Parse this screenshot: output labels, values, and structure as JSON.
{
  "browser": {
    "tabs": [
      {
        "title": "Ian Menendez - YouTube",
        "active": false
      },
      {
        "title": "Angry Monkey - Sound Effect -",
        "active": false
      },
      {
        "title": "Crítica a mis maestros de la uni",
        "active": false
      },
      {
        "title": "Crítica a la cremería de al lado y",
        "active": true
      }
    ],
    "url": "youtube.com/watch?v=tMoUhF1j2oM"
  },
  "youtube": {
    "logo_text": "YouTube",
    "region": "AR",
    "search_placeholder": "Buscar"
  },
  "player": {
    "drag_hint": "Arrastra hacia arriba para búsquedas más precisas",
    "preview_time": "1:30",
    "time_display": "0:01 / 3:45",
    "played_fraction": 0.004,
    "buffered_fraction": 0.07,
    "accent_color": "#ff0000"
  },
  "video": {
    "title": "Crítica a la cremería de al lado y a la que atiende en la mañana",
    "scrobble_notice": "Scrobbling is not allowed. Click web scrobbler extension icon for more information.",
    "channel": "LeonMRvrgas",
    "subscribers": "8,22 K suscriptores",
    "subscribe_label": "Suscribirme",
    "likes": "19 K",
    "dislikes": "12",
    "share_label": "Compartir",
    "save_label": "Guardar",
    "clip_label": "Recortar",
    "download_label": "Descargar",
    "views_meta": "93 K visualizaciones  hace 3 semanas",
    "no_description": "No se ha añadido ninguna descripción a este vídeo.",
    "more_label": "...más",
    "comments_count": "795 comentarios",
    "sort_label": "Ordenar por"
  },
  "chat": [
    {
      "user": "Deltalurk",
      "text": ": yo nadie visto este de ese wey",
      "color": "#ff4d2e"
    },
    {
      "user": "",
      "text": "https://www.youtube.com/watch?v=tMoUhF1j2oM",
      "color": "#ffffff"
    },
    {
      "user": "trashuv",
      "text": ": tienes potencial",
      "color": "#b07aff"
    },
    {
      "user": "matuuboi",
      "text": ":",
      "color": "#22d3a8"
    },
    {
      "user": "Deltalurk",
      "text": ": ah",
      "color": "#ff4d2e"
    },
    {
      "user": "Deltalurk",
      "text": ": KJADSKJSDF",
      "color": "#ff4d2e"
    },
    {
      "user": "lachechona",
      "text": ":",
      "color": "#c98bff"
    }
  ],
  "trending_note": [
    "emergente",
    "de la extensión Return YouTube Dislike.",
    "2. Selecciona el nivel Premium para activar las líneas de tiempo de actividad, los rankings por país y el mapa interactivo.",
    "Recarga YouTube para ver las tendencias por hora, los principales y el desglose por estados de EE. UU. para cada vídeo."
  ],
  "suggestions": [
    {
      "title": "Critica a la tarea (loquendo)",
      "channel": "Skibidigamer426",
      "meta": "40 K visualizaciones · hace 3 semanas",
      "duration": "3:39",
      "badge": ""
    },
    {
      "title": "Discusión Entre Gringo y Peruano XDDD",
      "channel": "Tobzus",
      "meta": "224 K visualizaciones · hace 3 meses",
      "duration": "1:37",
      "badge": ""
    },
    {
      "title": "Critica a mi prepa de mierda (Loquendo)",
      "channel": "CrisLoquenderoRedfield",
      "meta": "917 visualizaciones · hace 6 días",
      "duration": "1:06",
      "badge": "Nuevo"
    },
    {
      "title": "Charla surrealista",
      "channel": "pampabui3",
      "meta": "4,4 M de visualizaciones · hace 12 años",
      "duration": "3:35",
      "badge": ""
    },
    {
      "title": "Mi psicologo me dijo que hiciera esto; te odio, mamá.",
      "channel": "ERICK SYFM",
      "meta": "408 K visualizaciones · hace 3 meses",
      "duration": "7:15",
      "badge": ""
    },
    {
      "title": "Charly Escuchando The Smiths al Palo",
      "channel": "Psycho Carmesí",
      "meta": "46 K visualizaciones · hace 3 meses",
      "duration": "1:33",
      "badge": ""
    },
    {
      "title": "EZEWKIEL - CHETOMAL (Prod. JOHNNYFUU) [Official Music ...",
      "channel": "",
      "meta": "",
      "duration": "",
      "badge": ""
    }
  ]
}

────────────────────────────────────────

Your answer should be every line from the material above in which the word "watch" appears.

RESULT
    "url": "youtube.com/watch?v=tMoUhF1j2oM"
      "text": "https://www.youtube.com/watch?v=tMoUhF1j2oM",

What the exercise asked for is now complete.